[What is required] Please work out how many lines in the data below hold the word "code", and state only the number.

[Entries shown Boundary: Start]

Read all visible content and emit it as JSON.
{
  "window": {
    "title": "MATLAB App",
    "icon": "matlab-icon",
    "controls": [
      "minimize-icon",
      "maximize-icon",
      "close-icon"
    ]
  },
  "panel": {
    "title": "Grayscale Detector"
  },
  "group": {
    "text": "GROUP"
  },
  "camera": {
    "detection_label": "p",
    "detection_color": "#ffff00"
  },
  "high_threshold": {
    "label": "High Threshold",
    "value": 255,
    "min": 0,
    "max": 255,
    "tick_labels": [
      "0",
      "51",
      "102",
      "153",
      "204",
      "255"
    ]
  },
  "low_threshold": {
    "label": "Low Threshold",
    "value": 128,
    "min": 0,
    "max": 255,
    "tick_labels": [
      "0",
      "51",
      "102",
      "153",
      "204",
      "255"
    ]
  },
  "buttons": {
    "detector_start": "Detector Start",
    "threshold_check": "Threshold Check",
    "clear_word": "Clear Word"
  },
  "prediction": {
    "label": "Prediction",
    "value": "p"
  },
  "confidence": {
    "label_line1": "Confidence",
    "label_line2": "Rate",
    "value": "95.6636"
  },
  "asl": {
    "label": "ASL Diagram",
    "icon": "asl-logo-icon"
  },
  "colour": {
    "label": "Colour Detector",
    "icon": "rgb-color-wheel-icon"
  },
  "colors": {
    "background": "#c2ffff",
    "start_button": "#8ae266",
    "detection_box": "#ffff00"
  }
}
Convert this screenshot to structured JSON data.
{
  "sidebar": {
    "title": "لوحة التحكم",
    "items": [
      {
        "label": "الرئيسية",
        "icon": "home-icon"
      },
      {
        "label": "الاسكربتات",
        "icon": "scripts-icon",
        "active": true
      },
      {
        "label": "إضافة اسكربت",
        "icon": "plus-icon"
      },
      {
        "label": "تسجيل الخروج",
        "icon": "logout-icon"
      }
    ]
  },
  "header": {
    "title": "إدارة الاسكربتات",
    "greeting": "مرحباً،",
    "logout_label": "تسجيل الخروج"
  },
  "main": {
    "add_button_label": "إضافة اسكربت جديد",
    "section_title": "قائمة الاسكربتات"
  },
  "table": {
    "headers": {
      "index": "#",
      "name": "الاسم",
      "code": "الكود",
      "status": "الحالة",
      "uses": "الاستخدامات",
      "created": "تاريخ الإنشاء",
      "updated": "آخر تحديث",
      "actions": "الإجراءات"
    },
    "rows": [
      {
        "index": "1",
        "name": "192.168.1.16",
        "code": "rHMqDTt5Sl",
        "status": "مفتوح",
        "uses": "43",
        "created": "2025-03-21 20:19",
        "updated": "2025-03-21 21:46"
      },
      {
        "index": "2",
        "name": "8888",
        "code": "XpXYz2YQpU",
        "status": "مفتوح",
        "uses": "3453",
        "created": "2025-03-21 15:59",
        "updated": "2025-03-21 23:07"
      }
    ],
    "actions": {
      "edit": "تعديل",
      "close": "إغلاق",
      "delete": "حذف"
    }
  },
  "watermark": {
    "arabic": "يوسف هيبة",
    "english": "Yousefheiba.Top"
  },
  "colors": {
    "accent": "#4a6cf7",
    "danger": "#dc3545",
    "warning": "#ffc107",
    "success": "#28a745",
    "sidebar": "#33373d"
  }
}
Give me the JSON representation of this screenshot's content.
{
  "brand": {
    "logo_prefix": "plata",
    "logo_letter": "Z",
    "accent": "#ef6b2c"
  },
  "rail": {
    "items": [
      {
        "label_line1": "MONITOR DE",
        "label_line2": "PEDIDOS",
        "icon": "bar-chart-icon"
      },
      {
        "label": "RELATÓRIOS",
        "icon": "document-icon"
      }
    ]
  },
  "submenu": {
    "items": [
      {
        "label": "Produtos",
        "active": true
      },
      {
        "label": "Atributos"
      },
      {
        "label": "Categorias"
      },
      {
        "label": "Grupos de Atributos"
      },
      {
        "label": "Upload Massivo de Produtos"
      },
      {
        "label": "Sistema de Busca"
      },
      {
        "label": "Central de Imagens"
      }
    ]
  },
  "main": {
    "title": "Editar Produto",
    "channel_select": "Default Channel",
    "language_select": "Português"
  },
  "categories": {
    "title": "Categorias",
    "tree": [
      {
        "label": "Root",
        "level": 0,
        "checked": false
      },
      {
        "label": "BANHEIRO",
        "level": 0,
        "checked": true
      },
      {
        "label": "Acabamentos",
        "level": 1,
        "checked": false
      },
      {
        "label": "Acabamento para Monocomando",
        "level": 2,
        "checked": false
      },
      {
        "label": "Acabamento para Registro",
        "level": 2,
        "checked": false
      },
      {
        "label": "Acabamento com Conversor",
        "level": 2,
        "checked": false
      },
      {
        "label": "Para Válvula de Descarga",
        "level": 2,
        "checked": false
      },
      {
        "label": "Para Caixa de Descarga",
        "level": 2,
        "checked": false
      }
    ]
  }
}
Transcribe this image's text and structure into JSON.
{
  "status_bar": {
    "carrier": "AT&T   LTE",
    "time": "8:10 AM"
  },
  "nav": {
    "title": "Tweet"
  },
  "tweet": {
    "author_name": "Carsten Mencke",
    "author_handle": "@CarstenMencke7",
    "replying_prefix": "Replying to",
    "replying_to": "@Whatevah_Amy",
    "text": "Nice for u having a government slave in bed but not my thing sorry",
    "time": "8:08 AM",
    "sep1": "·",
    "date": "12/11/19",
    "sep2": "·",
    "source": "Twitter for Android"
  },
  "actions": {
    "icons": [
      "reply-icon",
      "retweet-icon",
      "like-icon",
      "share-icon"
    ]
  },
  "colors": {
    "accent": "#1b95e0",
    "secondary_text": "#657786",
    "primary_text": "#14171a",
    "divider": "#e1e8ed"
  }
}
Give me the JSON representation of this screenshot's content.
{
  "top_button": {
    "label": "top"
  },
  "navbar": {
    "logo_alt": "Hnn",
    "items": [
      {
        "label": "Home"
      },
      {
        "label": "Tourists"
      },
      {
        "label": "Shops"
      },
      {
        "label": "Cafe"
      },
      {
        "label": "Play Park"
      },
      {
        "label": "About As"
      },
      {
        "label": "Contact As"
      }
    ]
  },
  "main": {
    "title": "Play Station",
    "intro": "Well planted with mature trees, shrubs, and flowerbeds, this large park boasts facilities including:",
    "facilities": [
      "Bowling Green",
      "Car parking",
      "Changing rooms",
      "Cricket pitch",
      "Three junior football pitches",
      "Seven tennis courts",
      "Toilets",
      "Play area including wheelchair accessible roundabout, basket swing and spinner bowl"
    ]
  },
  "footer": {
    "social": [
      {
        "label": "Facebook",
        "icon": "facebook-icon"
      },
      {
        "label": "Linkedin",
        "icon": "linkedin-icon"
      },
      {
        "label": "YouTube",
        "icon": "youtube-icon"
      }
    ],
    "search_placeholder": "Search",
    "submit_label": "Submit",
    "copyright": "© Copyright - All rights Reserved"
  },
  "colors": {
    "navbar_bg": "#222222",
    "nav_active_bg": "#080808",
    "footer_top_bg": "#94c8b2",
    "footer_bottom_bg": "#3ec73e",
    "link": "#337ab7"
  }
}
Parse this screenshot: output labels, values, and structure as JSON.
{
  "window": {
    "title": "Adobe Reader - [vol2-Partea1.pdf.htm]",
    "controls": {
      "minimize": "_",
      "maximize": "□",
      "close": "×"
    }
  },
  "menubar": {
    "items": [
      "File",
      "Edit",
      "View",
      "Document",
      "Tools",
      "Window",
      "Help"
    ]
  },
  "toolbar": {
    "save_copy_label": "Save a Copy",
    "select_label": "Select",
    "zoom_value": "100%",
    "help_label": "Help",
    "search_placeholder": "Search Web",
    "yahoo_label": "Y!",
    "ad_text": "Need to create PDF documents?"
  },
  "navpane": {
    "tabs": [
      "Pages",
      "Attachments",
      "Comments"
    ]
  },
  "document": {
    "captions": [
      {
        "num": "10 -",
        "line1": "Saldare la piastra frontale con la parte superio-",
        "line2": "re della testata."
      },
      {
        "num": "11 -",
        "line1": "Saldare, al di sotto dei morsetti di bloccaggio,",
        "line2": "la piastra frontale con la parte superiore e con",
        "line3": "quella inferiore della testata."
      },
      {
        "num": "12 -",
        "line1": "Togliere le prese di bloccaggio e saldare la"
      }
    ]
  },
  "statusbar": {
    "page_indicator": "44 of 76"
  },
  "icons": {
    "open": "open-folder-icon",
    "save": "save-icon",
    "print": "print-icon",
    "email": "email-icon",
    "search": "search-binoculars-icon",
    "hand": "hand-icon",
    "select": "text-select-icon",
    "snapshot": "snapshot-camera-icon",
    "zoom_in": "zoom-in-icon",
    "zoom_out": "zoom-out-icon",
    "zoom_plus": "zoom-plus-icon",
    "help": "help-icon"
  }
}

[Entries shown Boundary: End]

[Your solution] 3